Instead of football with their families on this Veterans Day weekend, soldiers with the 19th Engineer Battalion, fresh from Fort Knox, Ky., were painstakingly webbing concertina wire on the banks of the Rio Grande, just beneath the McAllen-Hidalgo-Reynosa International Bridge.
Nearby, troops from Joint Base Lewis-McChord in Washington State were making sure a sick call tent was properly set up next to their aid station. And a few miles away, Staff Sgt. Juan Mendoza was directing traffic as his engineer support company from Fort Bragg, N.C., unloaded military vehicles.
Come Thanksgiving, they most likely will still be here.
Two thousand miles away, at the Pentagon, officials privately derided the deployment as an expensive waste of time and resources, and a morale killer to boot.

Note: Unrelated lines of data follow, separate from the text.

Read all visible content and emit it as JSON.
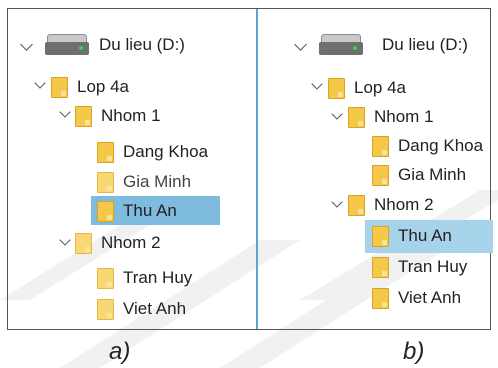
{
  "panel_a": {
    "drive_label": "Du lieu (D:)",
    "class_folder": "Lop 4a",
    "group1": "Nhom 1",
    "group1_items": [
      "Dang Khoa",
      "Gia Minh",
      "Thu An"
    ],
    "group2": "Nhom 2",
    "group2_items": [
      "Tran Huy",
      "Viet Anh"
    ],
    "caption": "a)"
  },
  "panel_b": {
    "drive_label": "Du lieu (D:)",
    "class_folder": "Lop 4a",
    "group1": "Nhom 1",
    "group1_items": [
      "Dang Khoa",
      "Gia Minh"
    ],
    "group2": "Nhom 2",
    "group2_items": [
      "Thu An",
      "Tran Huy",
      "Viet Anh"
    ],
    "caption": "b)"
  },
  "colors": {
    "selection_a": "#7fbadf",
    "selection_b": "#a6d3ea",
    "folder": "#f6c84a",
    "divider": "#5aa8d0"
  }
}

Leading up to the midterm vote on Tuesday, the military announced that the border mission would be called Operation Faithful Patriot. But Defense Secretary Jim Mattis on Election Day told officials to drop the name, and the Pentagon sent out a terse news release a day later saying the operation was now simply to be known as border support. The term “faithful patriot,” officials said, had political overtones.